And that’s all to say it’s often difficult to describe the kind of art she makes. Once she built a floating island and anchored it off the coast of Denmark; for another project she created “Six Month Uniforms” and experimented with wearing only two items for the entire year. With such carefully executed projects, it’s not surprising to hear her credit design for playing a large role in her life and work, and yet before watching the latest episode from PBS’ ART21 documentary series, I never made the connection.

“It’s impossible to talk about art without talking about design,” she says. “If an art historian 100 years from now had to talk about my generation, it’d be almost impossible to talk about it in a significant cultural sense without touching on what was going on in design at the same time.”

For her, it all comes back to the grid. “I think the grid is representative of human aspirations.” This connection is particularly apparent in “Aggregated Stacks,” collections of papier-mâché cardboard boxes that become either sculptural or functional objects depending on the user (watch them being made in the video), as well as in Zittel’s gorgeous geometric weavings, which give a heavy nod to the Bauhaus women. With the weavings, she’s spent the past few years “trying to find the intersection between a subtle, minimal object that’s both fine art and design.”

The grid in general, and her work in particular, is “about perfection,” she says. “I love the tension where this is trying to be perfect, and we try to make them perfect, but they just don’t want to be.”

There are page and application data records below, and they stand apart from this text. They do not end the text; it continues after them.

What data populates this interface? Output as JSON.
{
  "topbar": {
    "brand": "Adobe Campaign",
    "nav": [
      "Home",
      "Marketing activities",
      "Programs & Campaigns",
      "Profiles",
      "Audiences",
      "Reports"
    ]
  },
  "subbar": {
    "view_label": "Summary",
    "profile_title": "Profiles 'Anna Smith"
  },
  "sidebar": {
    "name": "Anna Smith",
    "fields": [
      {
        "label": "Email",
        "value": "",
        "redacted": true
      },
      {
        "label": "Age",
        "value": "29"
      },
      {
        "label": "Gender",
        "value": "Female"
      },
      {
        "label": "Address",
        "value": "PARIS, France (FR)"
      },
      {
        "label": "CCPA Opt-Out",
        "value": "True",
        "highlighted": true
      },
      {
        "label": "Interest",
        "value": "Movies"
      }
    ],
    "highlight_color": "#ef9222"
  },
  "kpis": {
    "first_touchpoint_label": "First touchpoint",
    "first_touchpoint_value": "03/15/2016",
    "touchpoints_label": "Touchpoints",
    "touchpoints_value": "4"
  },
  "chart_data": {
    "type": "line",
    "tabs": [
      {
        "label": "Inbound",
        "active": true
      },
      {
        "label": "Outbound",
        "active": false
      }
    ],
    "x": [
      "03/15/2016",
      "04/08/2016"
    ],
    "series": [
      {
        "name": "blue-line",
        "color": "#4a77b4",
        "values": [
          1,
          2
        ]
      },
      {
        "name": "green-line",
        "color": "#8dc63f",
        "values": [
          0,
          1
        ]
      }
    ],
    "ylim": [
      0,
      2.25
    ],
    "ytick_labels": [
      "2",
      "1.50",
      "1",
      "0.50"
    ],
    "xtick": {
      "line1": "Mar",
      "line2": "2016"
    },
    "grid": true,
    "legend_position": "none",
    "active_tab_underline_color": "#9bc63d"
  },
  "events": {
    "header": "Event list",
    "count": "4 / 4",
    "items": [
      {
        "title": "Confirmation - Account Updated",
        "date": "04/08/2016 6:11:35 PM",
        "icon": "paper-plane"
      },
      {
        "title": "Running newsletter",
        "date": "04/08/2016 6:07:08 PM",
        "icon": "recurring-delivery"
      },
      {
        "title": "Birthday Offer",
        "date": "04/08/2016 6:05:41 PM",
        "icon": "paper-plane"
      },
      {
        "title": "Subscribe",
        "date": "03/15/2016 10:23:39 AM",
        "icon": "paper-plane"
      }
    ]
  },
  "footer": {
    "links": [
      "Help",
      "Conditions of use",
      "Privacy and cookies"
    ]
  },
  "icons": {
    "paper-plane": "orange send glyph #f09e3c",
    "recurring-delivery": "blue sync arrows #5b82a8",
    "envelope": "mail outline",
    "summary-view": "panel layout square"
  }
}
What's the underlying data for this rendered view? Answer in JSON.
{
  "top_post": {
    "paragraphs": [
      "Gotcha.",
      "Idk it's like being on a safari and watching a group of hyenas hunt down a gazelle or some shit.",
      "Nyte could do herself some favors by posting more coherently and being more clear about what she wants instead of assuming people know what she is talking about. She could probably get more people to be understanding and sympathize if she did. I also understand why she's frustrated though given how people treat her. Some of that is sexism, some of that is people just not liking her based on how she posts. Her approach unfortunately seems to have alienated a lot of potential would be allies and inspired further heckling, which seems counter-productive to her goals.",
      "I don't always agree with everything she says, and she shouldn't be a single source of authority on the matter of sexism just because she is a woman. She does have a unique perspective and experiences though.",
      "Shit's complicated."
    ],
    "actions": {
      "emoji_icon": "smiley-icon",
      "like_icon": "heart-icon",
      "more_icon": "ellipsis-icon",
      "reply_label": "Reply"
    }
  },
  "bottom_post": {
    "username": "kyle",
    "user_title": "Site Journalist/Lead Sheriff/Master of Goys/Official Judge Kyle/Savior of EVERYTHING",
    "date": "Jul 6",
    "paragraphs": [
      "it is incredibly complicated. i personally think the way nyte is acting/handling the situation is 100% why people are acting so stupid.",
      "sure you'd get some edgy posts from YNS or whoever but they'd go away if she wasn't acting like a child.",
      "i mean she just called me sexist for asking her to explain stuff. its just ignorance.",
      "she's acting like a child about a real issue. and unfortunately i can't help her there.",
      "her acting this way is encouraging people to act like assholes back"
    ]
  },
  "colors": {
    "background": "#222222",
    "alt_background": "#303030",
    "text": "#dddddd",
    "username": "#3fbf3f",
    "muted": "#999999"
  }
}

“Design has power because it touches people in a much more concrete way, but art has more wiggle room and flexibility. And maybe I’m as interested in failure as I am in success.”